Arizona Gov. Jan Brewer (R) signed a controversial law this week targeting ethnic studies classes in public schools. In the wake of international reaction to the state’s illegal-immigration law, Arizona is once again roiling the Latino community and stirring up issues of racial identity, national pride, and respect.
The new law threatens to withhold 10 percent of state funding from any school district or charter school that offers classes that are designed for one particular group, “advocate ethnic solidarity,” “promote resentment of a race or class of people,” or “promote the overthrow of the United States government.”
Arizona’s superintendent of public instruction Tom Horne sees the law as a victory in a two-year quest against classes in Tucson schools that he believes cause Latino students to resent whites. The law “is consistent with the fundamental American value that we are all individuals, not exemplars of whatever ethnic groups we were born into,” he noted in a statement last month when legislators passed the law. “Ethnic studies programs teach the opposite, and are designed to promote ethnic chauvinism.”
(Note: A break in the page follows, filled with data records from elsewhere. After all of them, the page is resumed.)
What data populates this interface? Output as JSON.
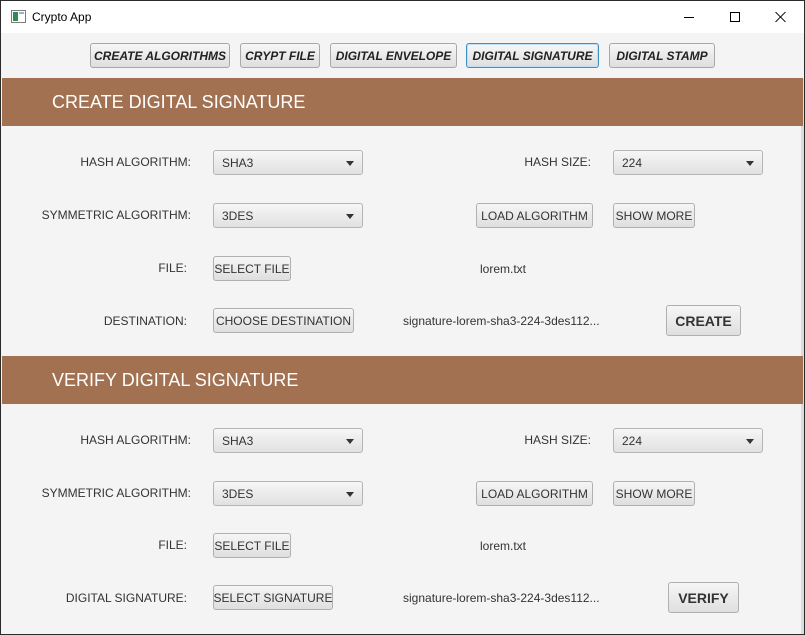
{
  "window": {
    "title": "Crypto App"
  },
  "nav": {
    "tabs": [
      {
        "label": "CREATE ALGORITHMS"
      },
      {
        "label": "CRYPT FILE"
      },
      {
        "label": "DIGITAL ENVELOPE"
      },
      {
        "label": "DIGITAL SIGNATURE"
      },
      {
        "label": "DIGITAL STAMP"
      }
    ],
    "active": "DIGITAL SIGNATURE"
  },
  "create": {
    "header": "CREATE DIGITAL SIGNATURE",
    "hash_algorithm_label": "HASH ALGORITHM:",
    "hash_algorithm_value": "SHA3",
    "hash_size_label": "HASH SIZE:",
    "hash_size_value": "224",
    "symmetric_label": "SYMMETRIC ALGORITHM:",
    "symmetric_value": "3DES",
    "load_algorithm": "LOAD ALGORITHM",
    "show_more": "SHOW MORE",
    "file_label": "FILE:",
    "select_file": "SELECT FILE",
    "file_name": "lorem.txt",
    "destination_label": "DESTINATION:",
    "choose_destination": "CHOOSE DESTINATION",
    "destination_value": "signature-lorem-sha3-224-3des112...",
    "create_button": "CREATE"
  },
  "verify": {
    "header": "VERIFY DIGITAL SIGNATURE",
    "hash_algorithm_label": "HASH ALGORITHM:",
    "hash_algorithm_value": "SHA3",
    "hash_size_label": "HASH SIZE:",
    "hash_size_value": "224",
    "symmetric_label": "SYMMETRIC ALGORITHM:",
    "symmetric_value": "3DES",
    "load_algorithm": "LOAD ALGORITHM",
    "show_more": "SHOW MORE",
    "file_label": "FILE:",
    "select_file": "SELECT FILE",
    "file_name": "lorem.txt",
    "signature_label": "DIGITAL SIGNATURE:",
    "select_signature": "SELECT SIGNATURE",
    "signature_value": "signature-lorem-sha3-224-3des112...",
    "verify_button": "VERIFY"
  },
  "colors": {
    "header_bg": "#a27152",
    "header_text": "#ffffff",
    "active_tab_border": "#3d8fc8"
  }
}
The classes are open to all students and include non-Hispanics, she says. The Tucson district is 56 percent Hispanic. “If kids come together and they feel some sense of brotherhood from sharing a class and studying about history and possibly previous oppression, well, that’s a byproduct of the course; we’re not teaching solidarity.”
In an open letter to the Tucson community in 2007, Mr. Horne cited passages in several textbooks as inflammatory, and said a teacher had complained of a separatist political agenda prevailing in such classes. Ms. Shafer says Horne has not visited any of the classes himself.
The law takes effect next January, and if the state superintendent or school board says Tucson schools are out of compliance, “I would imagine there would be a legal challenge,” Shafer says.
The law could be challenged on a First Amendment basis for being too broad and vague in its references to solidarity and resentment, says Ruthann Robson, a professor at the City University of New York School of Law. “The biggest problem is the chilling effect,” she says, noting that teachers or school leaders in Arizona might end or modify legitimate classes out of fear of losing funding.
A group of United Nations human rights experts expressed concern earlier this week about both the immigration and ethnic studies laws in Arizona. “Everyone has the right to seek and develop cultural knowledge and to know and understand his or her own culture...,” they said.
Hunger-strikers at the University of California at Berkeley recently included among their demands that the campus preserve its commitment to ethnic studies in light of what they considered an attack on such courses in the Arizona law. The group ended their strike Wednesday after a meeting with administrators produced “modest agreements.”